Detailed chemical composition of an oak biocrude and its hydrotreated product determined by positive atmospheric pressure photoionization Fourier transform ion cyclotron resonance mass spectrometry

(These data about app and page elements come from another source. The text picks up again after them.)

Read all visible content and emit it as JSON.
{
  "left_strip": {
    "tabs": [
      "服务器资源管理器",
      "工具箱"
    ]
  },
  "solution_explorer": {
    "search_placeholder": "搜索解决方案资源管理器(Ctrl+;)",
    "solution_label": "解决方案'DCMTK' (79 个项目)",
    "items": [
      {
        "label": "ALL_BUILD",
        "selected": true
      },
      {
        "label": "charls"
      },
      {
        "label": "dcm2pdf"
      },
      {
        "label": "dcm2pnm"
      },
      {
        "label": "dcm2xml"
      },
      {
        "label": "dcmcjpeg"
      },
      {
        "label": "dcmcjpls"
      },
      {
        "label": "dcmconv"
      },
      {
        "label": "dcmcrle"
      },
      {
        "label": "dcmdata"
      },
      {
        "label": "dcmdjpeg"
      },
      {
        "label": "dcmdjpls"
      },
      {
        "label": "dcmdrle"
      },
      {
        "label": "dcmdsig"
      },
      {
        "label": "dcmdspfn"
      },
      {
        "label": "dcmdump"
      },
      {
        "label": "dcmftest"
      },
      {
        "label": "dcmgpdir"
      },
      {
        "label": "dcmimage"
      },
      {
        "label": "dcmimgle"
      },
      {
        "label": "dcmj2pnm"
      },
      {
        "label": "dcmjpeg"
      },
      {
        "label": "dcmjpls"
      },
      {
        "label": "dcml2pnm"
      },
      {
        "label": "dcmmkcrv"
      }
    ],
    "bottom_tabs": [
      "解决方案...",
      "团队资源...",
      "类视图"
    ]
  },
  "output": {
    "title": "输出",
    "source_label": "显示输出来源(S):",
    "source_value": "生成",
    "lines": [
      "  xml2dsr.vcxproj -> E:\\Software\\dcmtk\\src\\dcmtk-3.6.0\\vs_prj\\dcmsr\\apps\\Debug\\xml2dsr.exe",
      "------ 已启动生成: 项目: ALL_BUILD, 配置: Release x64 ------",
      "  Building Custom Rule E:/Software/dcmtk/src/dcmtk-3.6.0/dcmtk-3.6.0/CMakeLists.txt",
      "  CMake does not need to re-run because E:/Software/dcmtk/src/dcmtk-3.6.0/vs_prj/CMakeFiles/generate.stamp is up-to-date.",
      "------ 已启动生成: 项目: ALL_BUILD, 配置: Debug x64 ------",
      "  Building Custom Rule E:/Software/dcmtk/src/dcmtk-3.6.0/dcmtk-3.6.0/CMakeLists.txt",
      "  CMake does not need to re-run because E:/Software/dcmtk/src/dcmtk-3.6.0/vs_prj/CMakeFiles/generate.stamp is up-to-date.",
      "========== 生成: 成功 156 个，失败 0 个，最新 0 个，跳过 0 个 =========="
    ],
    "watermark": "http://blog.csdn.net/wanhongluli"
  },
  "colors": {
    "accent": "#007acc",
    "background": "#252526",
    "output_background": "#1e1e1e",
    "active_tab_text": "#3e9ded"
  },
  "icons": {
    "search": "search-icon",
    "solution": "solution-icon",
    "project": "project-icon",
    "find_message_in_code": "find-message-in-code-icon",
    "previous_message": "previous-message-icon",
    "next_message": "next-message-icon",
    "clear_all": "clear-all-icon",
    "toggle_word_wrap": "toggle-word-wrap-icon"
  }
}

The chemical composition of biomass-derived pyrolysis oils renders them undesirable for replacement of or blending with crude oils. The undesirable constituents result mainly from high oxygen content after pyrolysis, making oxygen the target for removal during subsequent upgrading. Catalytic hydrotreatment is the most common method for oxygen removal and can be performed during or after pyrolysis. The efficient removal of oxygen depends on its interaction with the catalyst, and therefore depends on the chemical composition of the oxygen-containing compounds. Knowledge of the oxygen composition before and after hydrotreatment provides insight into the removal process and possible applications for the upgraded oil. Here, we characterize an oak biocrude and its hydrotreated product by positive atmospheric pressure photoionization Fourier transform ion cyclotron resonance mass spectrometry to establish compositional changes that occur during hydrotreatment. A silica gel fractionation was also applied to enable separate analysis of the saturated and aromatic hydrocarbons from the hydrotreated pyrolysis oil.